WHAT TO WORK ON — Report all lines below with the word "your".

━━━━━━━━━━━━━━━━━━━━━━━━━━━━━━

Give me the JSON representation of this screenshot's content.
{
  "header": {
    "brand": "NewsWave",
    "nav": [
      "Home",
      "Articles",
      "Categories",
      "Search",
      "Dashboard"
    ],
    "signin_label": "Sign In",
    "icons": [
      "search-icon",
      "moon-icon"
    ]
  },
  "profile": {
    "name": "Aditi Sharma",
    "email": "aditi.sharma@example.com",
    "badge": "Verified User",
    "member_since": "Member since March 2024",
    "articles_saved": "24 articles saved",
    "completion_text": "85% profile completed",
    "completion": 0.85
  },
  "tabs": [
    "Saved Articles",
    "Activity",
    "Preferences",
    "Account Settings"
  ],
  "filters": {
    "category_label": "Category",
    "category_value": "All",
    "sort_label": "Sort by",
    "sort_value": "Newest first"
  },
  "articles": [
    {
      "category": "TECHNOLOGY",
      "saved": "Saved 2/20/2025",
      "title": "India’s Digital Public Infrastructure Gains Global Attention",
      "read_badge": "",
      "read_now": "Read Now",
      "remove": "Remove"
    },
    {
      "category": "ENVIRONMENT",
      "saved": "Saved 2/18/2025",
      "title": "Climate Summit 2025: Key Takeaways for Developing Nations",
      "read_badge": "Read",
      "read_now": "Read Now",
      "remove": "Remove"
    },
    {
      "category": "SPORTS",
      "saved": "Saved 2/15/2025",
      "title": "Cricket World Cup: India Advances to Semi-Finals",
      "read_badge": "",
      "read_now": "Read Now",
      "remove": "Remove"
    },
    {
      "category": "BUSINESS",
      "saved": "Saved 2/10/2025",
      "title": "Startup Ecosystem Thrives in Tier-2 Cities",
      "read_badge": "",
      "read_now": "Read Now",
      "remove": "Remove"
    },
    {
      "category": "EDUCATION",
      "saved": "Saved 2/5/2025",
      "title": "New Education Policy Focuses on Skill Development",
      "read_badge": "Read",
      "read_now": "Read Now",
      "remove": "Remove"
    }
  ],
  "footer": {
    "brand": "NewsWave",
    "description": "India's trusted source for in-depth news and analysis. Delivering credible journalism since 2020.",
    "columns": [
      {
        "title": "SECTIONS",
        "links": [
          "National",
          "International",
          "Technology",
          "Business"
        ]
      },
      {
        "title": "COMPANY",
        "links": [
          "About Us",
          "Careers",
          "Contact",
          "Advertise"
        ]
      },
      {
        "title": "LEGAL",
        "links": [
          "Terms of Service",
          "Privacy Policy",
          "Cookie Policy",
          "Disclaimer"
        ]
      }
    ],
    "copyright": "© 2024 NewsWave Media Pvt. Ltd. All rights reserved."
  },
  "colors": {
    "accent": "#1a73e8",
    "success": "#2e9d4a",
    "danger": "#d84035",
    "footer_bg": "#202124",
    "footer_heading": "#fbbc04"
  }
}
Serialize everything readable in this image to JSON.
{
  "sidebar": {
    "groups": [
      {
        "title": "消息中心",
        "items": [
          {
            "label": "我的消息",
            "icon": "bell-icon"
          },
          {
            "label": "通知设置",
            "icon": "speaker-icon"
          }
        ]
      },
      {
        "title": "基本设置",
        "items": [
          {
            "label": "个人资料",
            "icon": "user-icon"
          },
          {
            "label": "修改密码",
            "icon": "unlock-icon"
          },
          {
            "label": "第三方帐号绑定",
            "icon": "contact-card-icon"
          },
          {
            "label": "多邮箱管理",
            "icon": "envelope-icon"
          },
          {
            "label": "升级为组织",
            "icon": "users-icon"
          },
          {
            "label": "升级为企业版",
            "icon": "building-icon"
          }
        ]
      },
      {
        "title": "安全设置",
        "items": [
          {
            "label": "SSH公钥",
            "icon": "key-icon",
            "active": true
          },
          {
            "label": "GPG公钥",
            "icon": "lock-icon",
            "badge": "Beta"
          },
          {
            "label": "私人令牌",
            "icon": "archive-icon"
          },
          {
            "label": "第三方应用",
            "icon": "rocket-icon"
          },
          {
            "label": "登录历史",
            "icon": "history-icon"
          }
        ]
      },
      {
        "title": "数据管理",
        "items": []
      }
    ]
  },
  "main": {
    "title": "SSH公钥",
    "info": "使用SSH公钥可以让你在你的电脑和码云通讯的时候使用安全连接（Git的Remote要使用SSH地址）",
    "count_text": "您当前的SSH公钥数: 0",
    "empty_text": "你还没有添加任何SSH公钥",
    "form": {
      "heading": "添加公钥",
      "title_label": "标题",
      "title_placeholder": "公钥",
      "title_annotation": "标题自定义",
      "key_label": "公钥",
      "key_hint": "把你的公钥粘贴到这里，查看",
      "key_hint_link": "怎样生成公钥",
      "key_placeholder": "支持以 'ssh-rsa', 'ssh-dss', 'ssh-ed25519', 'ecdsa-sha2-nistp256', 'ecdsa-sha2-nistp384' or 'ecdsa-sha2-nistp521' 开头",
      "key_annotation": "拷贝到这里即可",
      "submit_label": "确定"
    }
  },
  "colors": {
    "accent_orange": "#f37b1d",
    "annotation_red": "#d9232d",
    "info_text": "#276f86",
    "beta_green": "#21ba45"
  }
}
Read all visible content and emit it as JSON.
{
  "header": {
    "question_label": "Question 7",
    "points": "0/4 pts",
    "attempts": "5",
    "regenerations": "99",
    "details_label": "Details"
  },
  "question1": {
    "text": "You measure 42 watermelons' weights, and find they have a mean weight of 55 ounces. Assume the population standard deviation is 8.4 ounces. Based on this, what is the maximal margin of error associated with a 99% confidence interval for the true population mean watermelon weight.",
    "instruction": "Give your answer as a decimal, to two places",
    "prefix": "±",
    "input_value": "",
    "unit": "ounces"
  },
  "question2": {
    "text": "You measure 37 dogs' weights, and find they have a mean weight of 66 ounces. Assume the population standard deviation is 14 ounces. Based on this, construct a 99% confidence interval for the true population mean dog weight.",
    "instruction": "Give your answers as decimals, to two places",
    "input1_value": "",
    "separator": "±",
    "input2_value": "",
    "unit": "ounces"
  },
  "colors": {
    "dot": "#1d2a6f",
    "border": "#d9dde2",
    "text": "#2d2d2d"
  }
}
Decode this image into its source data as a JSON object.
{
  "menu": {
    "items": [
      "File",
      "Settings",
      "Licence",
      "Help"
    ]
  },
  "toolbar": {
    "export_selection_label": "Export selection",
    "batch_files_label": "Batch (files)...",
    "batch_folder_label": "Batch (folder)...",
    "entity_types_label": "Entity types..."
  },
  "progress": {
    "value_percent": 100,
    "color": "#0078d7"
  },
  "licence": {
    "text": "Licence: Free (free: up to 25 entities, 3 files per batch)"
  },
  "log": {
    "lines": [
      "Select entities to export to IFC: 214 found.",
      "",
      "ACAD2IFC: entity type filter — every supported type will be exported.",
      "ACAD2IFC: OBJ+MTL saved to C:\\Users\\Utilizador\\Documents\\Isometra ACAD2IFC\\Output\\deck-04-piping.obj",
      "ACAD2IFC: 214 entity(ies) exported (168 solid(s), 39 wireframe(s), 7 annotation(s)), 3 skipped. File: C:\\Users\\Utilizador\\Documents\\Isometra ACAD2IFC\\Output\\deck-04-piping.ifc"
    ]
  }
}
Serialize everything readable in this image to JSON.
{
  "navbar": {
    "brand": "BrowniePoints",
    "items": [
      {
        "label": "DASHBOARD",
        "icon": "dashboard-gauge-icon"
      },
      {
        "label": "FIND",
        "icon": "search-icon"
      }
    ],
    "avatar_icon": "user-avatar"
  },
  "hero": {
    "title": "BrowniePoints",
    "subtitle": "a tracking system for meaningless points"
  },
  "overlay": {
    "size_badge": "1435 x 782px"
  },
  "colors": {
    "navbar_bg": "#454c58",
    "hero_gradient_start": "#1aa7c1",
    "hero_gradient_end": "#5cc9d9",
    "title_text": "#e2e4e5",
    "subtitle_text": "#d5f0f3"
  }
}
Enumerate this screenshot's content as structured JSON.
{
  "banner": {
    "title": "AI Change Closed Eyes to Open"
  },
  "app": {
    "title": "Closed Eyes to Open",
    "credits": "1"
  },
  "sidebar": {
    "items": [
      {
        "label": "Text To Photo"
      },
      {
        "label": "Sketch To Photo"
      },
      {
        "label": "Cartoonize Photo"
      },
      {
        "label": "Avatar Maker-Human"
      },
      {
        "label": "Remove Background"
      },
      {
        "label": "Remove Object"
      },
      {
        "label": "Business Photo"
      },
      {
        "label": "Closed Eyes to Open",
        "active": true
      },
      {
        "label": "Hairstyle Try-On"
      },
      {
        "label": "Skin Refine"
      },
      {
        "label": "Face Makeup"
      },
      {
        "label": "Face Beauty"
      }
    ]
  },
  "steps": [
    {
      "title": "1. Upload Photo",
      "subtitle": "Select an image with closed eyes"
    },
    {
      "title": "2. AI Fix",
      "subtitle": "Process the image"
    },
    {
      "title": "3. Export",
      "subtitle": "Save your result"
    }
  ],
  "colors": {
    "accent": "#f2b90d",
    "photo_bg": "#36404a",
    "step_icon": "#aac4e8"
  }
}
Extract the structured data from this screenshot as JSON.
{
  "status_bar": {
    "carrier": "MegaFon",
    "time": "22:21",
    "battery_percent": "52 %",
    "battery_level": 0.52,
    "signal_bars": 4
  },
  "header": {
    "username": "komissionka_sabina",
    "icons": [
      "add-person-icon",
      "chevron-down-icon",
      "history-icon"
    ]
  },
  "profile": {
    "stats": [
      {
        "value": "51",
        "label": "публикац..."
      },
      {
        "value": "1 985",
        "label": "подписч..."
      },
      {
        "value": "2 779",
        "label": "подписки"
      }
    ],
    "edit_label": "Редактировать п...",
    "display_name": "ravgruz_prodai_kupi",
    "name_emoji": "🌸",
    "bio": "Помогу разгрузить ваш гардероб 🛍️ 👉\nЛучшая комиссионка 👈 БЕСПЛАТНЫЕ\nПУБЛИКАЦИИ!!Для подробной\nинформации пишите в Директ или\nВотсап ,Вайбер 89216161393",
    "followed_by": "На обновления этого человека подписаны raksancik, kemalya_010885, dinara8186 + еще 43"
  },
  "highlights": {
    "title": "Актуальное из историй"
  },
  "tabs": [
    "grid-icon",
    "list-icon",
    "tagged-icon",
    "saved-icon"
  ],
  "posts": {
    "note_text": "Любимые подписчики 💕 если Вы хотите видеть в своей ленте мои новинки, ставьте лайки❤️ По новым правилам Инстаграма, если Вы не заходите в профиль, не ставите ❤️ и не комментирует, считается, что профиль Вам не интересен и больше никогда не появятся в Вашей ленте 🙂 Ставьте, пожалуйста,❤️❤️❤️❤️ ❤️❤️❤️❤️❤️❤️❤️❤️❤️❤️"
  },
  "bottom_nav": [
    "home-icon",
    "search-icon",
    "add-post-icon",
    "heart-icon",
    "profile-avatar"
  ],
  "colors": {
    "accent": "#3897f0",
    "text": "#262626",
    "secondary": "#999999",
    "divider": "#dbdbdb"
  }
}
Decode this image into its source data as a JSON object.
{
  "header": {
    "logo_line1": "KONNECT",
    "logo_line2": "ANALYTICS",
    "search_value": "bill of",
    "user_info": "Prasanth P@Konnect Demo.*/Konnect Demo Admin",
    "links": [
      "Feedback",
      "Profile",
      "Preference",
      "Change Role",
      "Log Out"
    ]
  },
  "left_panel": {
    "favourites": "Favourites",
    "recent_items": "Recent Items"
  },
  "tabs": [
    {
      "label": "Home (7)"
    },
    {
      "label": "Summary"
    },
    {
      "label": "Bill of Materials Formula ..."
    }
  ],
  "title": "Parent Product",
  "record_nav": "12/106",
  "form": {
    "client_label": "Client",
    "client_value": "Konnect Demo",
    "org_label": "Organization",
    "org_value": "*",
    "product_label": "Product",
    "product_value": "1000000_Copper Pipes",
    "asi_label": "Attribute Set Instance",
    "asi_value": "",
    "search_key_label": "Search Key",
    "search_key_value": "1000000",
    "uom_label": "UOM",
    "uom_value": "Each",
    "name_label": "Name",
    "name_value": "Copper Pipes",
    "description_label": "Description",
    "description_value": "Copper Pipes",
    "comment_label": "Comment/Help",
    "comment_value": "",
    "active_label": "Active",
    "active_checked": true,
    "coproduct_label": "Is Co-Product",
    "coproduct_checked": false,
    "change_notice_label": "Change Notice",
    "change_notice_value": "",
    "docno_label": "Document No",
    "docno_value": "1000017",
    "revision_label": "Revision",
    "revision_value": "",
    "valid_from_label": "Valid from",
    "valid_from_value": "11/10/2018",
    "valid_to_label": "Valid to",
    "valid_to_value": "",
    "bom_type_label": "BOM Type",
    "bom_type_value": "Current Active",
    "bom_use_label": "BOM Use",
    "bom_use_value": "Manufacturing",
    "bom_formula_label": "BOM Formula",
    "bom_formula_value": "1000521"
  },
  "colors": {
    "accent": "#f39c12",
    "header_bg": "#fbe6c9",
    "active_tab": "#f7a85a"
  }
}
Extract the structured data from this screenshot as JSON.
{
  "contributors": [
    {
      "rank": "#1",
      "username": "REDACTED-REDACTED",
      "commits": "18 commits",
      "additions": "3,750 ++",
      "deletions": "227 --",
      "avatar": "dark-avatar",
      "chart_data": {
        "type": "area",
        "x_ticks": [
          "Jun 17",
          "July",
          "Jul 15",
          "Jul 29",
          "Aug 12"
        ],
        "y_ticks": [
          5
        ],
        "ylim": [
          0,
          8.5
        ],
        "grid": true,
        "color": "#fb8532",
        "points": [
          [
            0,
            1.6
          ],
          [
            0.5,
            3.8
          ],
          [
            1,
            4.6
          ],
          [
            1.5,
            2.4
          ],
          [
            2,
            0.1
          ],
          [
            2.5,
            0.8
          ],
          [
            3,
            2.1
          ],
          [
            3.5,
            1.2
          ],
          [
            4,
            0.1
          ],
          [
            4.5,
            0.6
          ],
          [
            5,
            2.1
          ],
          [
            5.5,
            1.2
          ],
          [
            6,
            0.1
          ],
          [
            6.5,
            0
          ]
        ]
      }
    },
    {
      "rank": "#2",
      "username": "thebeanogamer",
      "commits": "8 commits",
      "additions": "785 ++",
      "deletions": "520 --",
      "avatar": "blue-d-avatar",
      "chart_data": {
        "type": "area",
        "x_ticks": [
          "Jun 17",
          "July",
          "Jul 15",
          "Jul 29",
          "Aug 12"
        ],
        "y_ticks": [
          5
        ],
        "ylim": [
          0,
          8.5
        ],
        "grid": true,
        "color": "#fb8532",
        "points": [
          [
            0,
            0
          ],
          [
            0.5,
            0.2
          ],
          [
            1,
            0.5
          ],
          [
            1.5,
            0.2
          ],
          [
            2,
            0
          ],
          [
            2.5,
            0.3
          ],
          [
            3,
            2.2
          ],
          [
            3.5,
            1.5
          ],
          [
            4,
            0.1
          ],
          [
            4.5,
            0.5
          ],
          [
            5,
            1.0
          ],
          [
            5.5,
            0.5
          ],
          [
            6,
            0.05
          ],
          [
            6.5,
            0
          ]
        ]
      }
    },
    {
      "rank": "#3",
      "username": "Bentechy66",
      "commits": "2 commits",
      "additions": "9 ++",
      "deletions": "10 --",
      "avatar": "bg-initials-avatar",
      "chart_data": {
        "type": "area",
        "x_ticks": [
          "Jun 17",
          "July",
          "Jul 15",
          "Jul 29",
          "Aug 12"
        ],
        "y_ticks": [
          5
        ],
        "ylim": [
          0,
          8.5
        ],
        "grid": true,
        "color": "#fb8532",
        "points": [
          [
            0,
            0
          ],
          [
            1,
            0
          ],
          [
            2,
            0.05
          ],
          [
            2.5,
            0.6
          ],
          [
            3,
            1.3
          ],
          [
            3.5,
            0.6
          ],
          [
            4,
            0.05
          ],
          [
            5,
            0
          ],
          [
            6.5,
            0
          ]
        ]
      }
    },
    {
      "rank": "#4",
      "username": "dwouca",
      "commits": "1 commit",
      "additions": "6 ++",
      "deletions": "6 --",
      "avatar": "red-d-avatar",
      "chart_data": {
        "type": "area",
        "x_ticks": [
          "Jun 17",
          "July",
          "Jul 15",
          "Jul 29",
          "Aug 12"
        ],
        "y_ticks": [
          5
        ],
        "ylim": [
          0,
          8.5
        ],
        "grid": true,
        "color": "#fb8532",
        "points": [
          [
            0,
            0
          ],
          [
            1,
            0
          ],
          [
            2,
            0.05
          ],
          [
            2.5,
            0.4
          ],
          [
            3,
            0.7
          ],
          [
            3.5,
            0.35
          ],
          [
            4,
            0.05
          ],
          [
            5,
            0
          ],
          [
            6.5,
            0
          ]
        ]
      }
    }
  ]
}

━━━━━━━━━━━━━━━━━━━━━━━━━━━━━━

TASK OUTPUT —
    "instruction": "Give your answer as a decimal, to two places",
    "instruction": "Give your answers as decimals, to two places",
      "subtitle": "Save your result"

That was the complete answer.